A growing number of major U.S. cities are moving to require people entering indoor spaces like restaurants, bars and gyms to show proof that they're vaccinated against the coronavirus.
Washington, D.C., Boston, Chicago and Philadelphia are among the places that announced these types of measures in recent days. Other places, including New York City, King County, Washington, where Seattle is located, San Francisco and Los Angeles, already had requirements along these lines in place. The new mandates come as the highly contagious omicron variant of Covid-19 is surging.
"When you're responding to a global pandemic, that is the exact time when the government needs to make some decisions for the whole society," D.C. Mayor Muriel Bowser said during a press conference on Wednesday, responding to a question about whether the mandate was overreach. "This is an appropriate action."
"I think it will help more people get vaccinated," she added, saying that mandates for people such as health care workers and school personnel led to more people getting the Covid-19 vaccine.
The District's new policy for entering indoor spaces, unveiled Wednesday, will go into effect on Jan. 15, with people ages 12 and older required to show proof they've had at least one shot by that time to enter places covered by the rules. The policy covers facilities such as restaurants, coffee shops, bars, concert venues, movie theaters, gyms and gathering places for conferences.

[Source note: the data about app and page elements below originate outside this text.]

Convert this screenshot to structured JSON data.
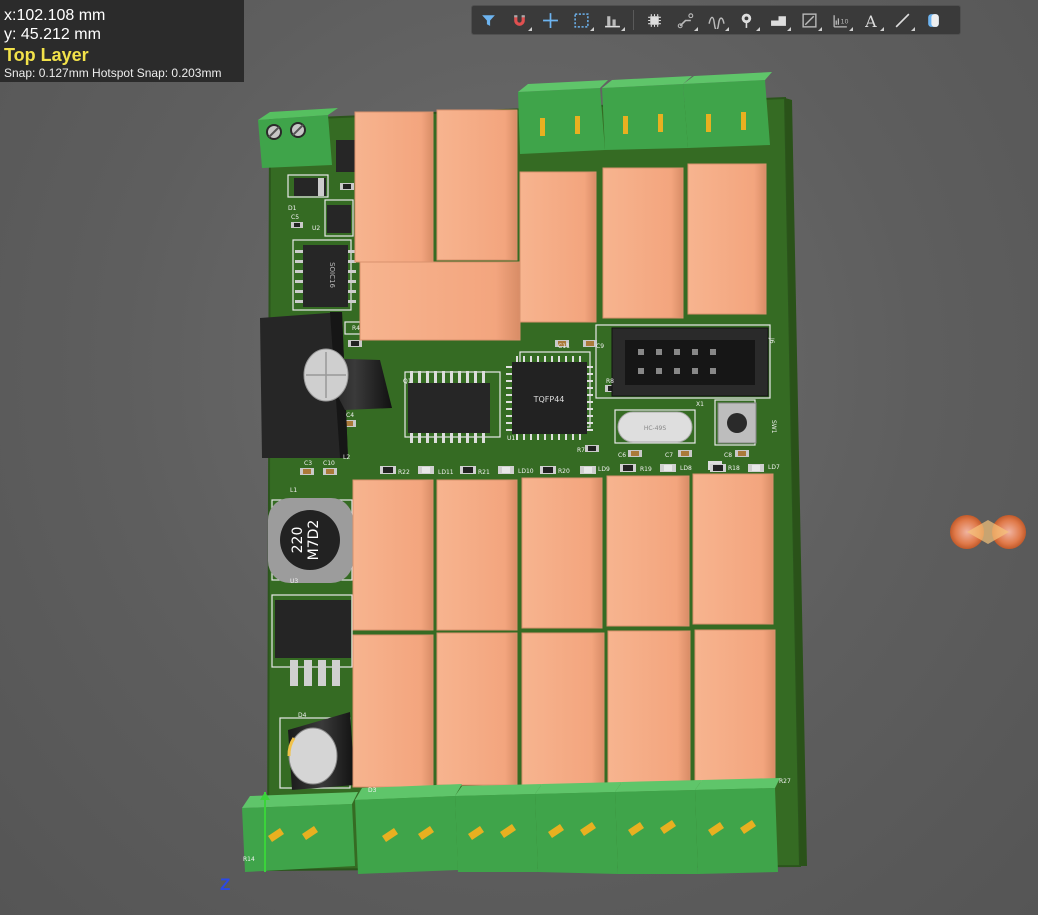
{
  "readout": {
    "x": "x:102.108 mm",
    "y": "y: 45.212  mm",
    "layer": "Top Layer",
    "snap": "Snap: 0.127mm Hotspot Snap: 0.203mm"
  },
  "toolbar": {
    "buttons": [
      {
        "name": "filter-icon"
      },
      {
        "name": "magnet-snap-icon"
      },
      {
        "name": "crosshair-icon"
      },
      {
        "name": "select-rect-icon"
      },
      {
        "name": "align-icon"
      },
      {
        "name": "component-icon"
      },
      {
        "name": "route-icon"
      },
      {
        "name": "diff-pair-icon"
      },
      {
        "name": "via-icon"
      },
      {
        "name": "polygon-icon"
      },
      {
        "name": "region-icon"
      },
      {
        "name": "dimension-icon"
      },
      {
        "name": "text-icon"
      },
      {
        "name": "line-icon"
      },
      {
        "name": "3d-body-icon"
      }
    ]
  },
  "colors": {
    "pcb": "#356b23",
    "relay": "#f3a57e",
    "terminal": "#3fa44a",
    "silk": "#f4f4f4",
    "ic": "#262626"
  },
  "board_labels": {
    "tqfp": "TQFP44",
    "crystal": "HC-49S",
    "inductor_line1": "220",
    "inductor_line2": "M7D2",
    "soic": "SOIC16",
    "d1": "D1",
    "c5": "C5",
    "u2": "U2",
    "r4": "R4",
    "q1": "Q1",
    "c4": "C4",
    "c3": "C3",
    "c10": "C10",
    "l2": "L2",
    "l1": "L1",
    "u3": "U3",
    "d4": "D4",
    "d3": "D3",
    "r1": "R14",
    "c11": "C11",
    "c9": "C9",
    "r8": "R8",
    "r7": "R7",
    "u1": "U1",
    "x1": "X1",
    "sw1": "SW1",
    "c6": "C6",
    "c7": "C7",
    "c8": "C8",
    "r22": "R22",
    "ld11": "LD11",
    "r21": "R21",
    "ld10": "LD10",
    "r20": "R20",
    "ld9": "LD9",
    "r19": "R19",
    "ld8": "LD8",
    "r18": "R18",
    "ld7": "LD7",
    "r27": "R27",
    "j6": "J6"
  },
  "axis_label": "Z"
}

The new mandates will not apply to all indoor establishments. For example, there are exemptions for places like churches, retailers and grocery stores. Bowser explained that D.C. was planning to create a carveout for situations where people are passing in and out of a business quickly, such as when they're picking up take-out food.
Chicago Department of Public Health Commissioner Allison Arwady acknowledged in a statement that the new requirement "will not eliminate Covid risk."
"But it will help ensure a much safer indoor environment for fully vaccinated Chicagoans, as well as for the employees working in these higher-risk settings," Arwady added. "As we head further into the winter months, we must take this step now.”
Philadelphia on Dec. 13 announced a vaccine requirement for entry into many establishments that serve food and drink, including not only restaurants but also places like sports venues and casinos. The Philadelphia mandate is set to begin on Jan. 3.
"The most dangerous situation in the pandemic at this point is when someone is unmasked and around people from other households, eating or drinking indoors,” the city's health commissioner, Dr. Cheryl Bettigole, noted in a statement at that time. "We want our city’s businesses to stay open and operate safely, which means making sure that everyone who will be taking their mask off to eat or drink in public has been vaccinated."
Bill Lucia is a senior editor for Route Fifty and is based in Olympia, Washington.